WORK TO BE COMPLETED:
For each line of the listing below that contains the string "تمرین", copy the line.

§ §

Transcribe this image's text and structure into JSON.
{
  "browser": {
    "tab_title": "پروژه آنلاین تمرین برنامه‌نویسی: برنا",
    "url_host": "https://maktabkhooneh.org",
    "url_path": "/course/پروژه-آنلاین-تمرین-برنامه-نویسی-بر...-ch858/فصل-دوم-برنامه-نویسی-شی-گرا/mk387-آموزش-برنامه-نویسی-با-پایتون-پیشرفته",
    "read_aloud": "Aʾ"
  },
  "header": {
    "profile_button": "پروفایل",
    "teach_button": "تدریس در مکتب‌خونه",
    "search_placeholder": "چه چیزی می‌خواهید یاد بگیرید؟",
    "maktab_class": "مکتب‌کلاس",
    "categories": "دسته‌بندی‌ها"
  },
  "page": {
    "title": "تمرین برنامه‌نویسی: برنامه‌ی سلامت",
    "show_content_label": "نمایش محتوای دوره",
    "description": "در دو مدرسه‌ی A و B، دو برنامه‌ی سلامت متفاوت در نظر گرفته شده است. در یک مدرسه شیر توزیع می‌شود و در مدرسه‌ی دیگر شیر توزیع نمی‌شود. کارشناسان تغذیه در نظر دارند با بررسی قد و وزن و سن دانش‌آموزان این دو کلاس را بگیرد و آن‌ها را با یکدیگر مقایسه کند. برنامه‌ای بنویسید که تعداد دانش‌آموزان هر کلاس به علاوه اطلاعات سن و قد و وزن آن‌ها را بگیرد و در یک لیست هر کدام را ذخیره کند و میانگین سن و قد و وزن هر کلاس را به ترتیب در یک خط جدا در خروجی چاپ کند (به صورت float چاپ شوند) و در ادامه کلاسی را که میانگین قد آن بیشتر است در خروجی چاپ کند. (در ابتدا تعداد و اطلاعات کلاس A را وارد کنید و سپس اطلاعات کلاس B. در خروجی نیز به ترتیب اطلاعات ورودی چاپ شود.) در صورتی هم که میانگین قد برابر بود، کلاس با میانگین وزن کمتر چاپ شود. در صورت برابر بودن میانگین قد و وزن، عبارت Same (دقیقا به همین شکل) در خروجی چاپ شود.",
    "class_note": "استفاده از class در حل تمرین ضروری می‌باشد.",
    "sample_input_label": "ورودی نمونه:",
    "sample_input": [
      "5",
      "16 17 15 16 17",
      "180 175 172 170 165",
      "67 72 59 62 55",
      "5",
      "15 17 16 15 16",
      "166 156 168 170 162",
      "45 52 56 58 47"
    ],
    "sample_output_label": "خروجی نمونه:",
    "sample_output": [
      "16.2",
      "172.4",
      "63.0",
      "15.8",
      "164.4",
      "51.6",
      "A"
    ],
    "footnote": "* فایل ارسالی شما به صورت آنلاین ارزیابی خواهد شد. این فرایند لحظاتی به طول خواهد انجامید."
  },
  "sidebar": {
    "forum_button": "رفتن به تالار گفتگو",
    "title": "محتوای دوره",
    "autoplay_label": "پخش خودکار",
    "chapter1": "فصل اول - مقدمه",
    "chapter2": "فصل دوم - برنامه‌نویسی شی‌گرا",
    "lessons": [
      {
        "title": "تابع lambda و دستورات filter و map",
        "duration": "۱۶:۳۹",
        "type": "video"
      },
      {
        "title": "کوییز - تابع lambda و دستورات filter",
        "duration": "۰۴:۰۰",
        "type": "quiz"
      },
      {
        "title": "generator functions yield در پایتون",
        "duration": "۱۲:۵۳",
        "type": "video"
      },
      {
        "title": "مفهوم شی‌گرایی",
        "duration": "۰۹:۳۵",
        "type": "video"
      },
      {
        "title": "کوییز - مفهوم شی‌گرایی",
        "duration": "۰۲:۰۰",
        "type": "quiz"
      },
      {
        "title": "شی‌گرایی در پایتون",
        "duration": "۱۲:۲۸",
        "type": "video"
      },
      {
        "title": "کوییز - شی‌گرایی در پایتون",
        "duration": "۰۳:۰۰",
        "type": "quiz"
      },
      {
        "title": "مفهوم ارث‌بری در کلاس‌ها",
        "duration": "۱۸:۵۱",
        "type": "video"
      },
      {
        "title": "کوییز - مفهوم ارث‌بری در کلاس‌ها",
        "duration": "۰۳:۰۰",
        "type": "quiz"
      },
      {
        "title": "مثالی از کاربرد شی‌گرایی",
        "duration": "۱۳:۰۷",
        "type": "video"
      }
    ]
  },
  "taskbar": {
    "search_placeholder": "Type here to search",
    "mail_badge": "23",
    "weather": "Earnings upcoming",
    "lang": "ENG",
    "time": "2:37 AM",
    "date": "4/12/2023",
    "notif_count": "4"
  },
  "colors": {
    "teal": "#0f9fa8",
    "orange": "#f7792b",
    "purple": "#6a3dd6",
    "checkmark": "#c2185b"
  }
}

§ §

TASK RESPONSE:
    "tab_title": "پروژه آنلاین تمرین برنامه‌نویسی: برنا",
    "url_path": "/course/پروژه-آنلاین-تمرین-برنامه-نویسی-بر...-ch858/فصل-دوم-برنامه-نویسی-شی-گرا/mk387-آموزش-برنامه-نویسی-با-پایتون-پیشرفته",
    "title": "تمرین برنامه‌نویسی: برنامه‌ی سلامت",
    "class_note": "استفاده از class در حل تمرین ضروری می‌باشد.",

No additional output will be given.